Hemp Processing in the U.S.

Alyssa Jank

After the 2018 Farm Bill passed, many farmers and budding entrepreneurs were excited about the potential of the hemp-derived CBD industry. We know that over 300,000 acres of hemp were planted in 2019 in the US, up from 78,000 acres in 2018. This surge in supply led pricing to plummet. This hasn’t only negatively impacted farmers, but also the ancillary businesses filling gaps in the rest of the CBD supply chain. While consumer demand for CBD continues to grow, wholesale pricing for CBD extracts has fallen over 15% each month on average since last summer. Below, I dig into a brief SWOT analysis of the industry.


Strengths and Opportunities for US Hemp

As mentioned above, consumer demand and interest in CBD has and is expected to continue to grow. This means there will continue to be demand for CBD products, and therefore the cultivation and extraction companies. A few states just started their industrial hemp programs in 2019 or this year; the competitive landscape in these states (e.g., Ohio, Iowa, Georgia, Texas) is wide open and ripe for opportunity.

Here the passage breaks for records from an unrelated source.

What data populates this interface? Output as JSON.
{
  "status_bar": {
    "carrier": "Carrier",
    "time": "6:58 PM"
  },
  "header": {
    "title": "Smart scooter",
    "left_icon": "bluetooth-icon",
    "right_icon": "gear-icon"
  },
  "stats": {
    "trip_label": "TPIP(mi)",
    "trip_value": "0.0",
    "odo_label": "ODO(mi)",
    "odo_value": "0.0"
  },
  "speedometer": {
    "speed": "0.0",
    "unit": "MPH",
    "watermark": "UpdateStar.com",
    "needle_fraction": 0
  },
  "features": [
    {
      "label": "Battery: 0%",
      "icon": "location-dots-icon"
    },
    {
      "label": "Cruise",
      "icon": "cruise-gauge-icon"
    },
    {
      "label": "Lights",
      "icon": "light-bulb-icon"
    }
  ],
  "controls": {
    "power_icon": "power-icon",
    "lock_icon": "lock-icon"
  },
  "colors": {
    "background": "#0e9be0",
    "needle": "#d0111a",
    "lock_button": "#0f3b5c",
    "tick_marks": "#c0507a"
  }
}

downloadThe biggest opportunity for CBD processors will come if the FDA decides to regulate CBD as a dietary supplement and allows it to legally be used as a food additive. This would open up the possibilities for additional product formats and channels for sale; if claims can be made about CBD, this would help immensely with marketing messaging and likely drive even more demand from consumers.


Weaknesses and Threats to the Hemp Industry

One of the biggest downfalls of the processing industry has been the oversupply of biomass, which led to declining prices. The hemp-derived CBD market was almost too attractive in 2018. But the FDA’s delay in creating regulations for CBD has dampened this attractiveness. Larger retailers and bigger brands have limited distribution to CBD topicals which are deemed less risky than other product formats such as tinctures and edibles.


While the FDA’s eventual ruling could present a huge opportunity to hemp processors, it could also make the CBD market even more restrictive. One example is if the FDA decides to label some types of hemp-derived CBD as illegal, such as isolate or full spectrum. It is still unclear which way the FDA is leaning on this.


While it may seem like the FDA holds all the cards here, don’t fret. CBD has become so mainstream in the last few years (and created so many jobs and tax revenue) that it is highly unlikely they will ban it. The hope is that the FDA comes out with a favorable ruling which would lead to increased distribution of all CBD product formats and the entry of larger players (like CPG brands). This would be a boon to the hemp processing industry and the companies able to survive in the near term will reap those rewards.


Last Updated: 7/10/2020